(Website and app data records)
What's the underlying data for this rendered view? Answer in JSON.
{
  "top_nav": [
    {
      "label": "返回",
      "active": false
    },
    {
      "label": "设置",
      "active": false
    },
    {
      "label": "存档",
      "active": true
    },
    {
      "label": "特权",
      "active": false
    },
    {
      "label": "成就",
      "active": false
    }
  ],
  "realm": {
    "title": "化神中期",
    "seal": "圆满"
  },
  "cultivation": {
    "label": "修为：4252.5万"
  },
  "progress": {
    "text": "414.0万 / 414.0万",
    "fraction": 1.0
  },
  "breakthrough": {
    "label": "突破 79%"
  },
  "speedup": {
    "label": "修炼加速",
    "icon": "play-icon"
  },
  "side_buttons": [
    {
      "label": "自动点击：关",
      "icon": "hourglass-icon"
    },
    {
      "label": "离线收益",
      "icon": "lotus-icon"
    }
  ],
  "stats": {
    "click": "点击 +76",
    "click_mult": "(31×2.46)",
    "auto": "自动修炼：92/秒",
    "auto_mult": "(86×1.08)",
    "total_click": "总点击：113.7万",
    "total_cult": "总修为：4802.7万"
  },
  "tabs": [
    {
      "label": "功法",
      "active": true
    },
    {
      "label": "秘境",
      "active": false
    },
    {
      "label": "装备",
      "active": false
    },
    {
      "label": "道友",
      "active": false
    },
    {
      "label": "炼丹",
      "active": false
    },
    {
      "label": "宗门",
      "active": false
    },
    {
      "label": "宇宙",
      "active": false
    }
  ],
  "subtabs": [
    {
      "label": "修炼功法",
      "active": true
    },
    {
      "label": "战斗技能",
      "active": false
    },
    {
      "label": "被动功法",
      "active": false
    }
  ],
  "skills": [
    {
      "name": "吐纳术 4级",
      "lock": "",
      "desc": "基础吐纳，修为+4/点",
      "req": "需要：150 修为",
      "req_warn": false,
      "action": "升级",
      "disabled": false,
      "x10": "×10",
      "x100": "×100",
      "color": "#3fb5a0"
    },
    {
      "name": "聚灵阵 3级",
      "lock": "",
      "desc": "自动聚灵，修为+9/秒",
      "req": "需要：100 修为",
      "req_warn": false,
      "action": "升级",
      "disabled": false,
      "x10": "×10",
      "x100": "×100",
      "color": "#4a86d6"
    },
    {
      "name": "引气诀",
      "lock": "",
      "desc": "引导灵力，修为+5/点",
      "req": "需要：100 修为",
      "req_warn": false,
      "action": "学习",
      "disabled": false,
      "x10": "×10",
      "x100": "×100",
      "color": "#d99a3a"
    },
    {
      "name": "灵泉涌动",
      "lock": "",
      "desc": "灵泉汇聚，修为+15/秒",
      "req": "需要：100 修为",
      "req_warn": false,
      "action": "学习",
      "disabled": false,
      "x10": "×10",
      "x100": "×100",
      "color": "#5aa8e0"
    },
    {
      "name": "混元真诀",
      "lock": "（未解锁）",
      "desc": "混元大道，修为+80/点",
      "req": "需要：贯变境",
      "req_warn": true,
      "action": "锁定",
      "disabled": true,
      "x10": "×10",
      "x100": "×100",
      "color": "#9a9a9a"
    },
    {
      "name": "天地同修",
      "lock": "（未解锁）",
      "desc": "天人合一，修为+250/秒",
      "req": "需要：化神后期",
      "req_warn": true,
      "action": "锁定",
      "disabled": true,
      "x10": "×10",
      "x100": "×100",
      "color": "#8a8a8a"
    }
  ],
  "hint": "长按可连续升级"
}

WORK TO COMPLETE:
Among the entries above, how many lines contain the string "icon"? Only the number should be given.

ANSWER AREA:
3